None of the various battery types which have been developed so far seem likely to be able to get around all of the difficulties that need to be solved for use in a high performance, mass produced and sell-able EV, not without being inefficient and extremely expensive.
There are similarities to the main problems of the internal combustion engine (ICE) in a vehicle:
It needs to produce torque across a wide range of revs, and power, and low emissions, and low noise levels, and low pollution, and have low weight, and last a long time, and need little servicing, and not be too complex...
Of course the ICE will therefore have severe limitations, or an extreme price and/or extreme servicing requirements, you know the story.
But a specialized ICE, which always runs at it's optimum speed and load, can be much more efficient, simple, free of service requirements and extremely long lasting. The oil in such an engine needs to be perfect for just one set of circumstances; the vibrations can be almost eliminated at the typical constant running speed, parts don't heat up and cool down and fatigue unduly etc., you know that story, too!
Now take the leap and apply this kind of thinking to batteries:
I propose that for a high performance advanced EV it would be beneficial to install several different types of battery in such a way that they support each other synergistically! A "specialist battery' for each of the attributes that are hard to combine into just one battery type!
A) A large, high energy density battery capable of producing a constant base load current.

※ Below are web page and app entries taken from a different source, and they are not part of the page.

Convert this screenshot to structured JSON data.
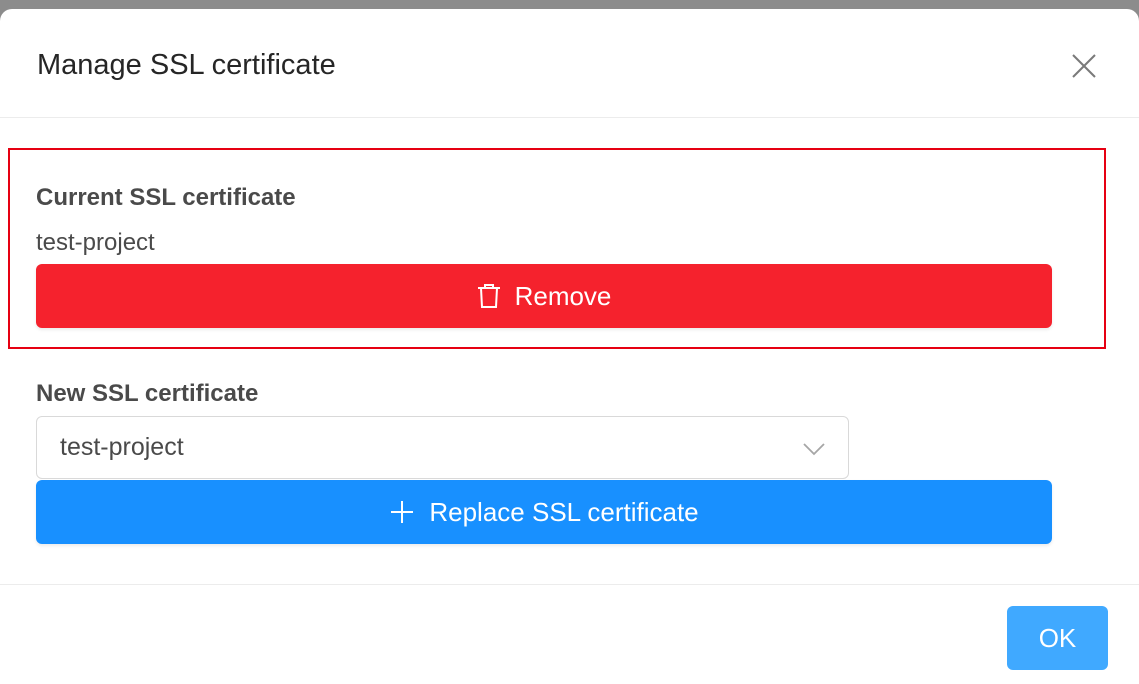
{
  "dialog": {
    "title": "Manage SSL certificate",
    "close_icon": "close-icon"
  },
  "current_certificate": {
    "label": "Current SSL certificate",
    "value": "test-project",
    "remove_button": {
      "label": "Remove",
      "icon": "trash-icon",
      "color": "#f5222d"
    },
    "highlight_color": "#e60012"
  },
  "new_certificate": {
    "label": "New SSL certificate",
    "select_value": "test-project",
    "select_icon": "chevron-down-icon",
    "replace_button": {
      "label": "Replace SSL certificate",
      "icon": "plus-icon",
      "color": "#1890ff"
    }
  },
  "footer": {
    "ok_label": "OK",
    "ok_color": "#40a9ff"
  }
}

This battery constantly recharges the other battery types in the system, at the most efficient, constant rate, with minimal losses, allowing for minimal heat production, exceptionally long life, and large energy storage for the weight and volume used. This battery needs to be able to provide a constant current sufficient to maintain vehicle speed at highway speed for long periods without straining or suffering any damage. It does however not need to be able to produce the currents needed to accelerate, go up steep hills or burn tyres. It also does not need to be able to absorb massive amounts of regen breaking energy. These are the jobs of the other parts of the system. It's constant power rating would be similar to the motors constant power rating.
B) The next part of the system could be a smaller battery of a chemistry type that is capable of rapid charge and discharge. It would provide the energy needed during normal acceleration, during fast uphill driving and during faster than normal highway driving for fairly short periods. It must have a high C rating for both charging and discharging and a high cycle life expectancy, because it provides the immediate energy source and energy dump for stop-and-go city traffic including normal (but not emergency) regenerative breaking. This battery does not need to be able to provide the extreme power needed to do a full power acceleration, or absorb the power of an emergency regen breaking maneuver; that's the job of the next part! It's constant power rating would be higher than the motors continuous power rating, but much lower than the motors peak power rating. The capacity can be fairly low.

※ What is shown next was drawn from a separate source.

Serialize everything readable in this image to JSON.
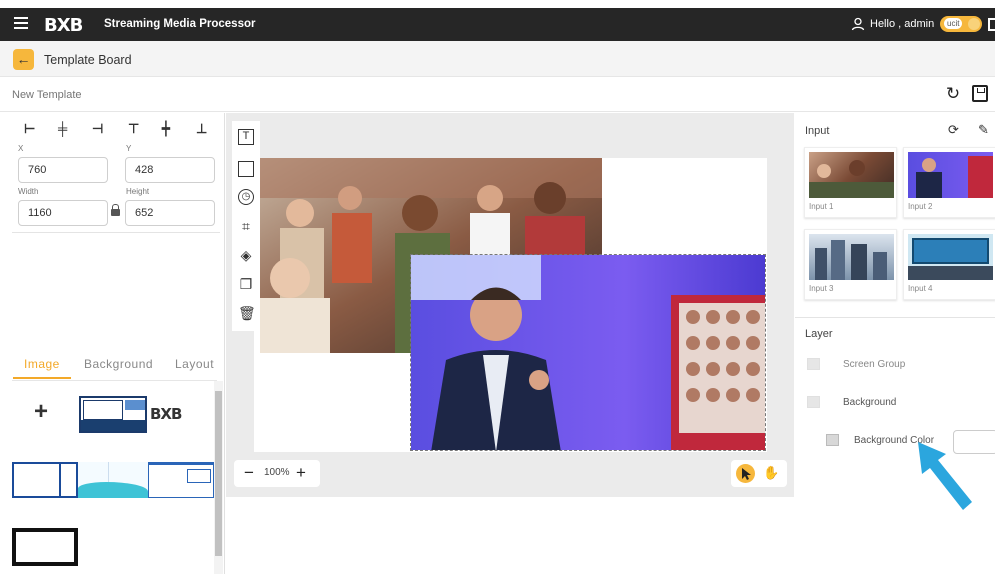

C) The third part would be a small battery (and/or super-capacitors) with low capacity, but capable of producing and absorbing phenomenal currents during hard acceleration and emergency regenerative breaking.This battery and/or capacitors must be able to absorb the maximum regen currents without getting damaged, and to produce enough power for a single acceleration from zero to top speed, even uphill into a headwind, but this is only needed for a few seconds at a time.
I think we already have suitable battery types for the roles of A), B), and C)!
As long as we try to find the "Holy Grail Battery" that combines all the attributes needed in an EV into just one type of battery, we are reproducing the inefficiency problems of the internal combustion engine as described above. It will likely fail.
There will probably never be a battery that can do it all and still be affordable, recyclable, non-toxic and durable!
Of course, this synergistic battery combination needs a complex battery management system.
But again, I think this could be designed and built by using already existing components.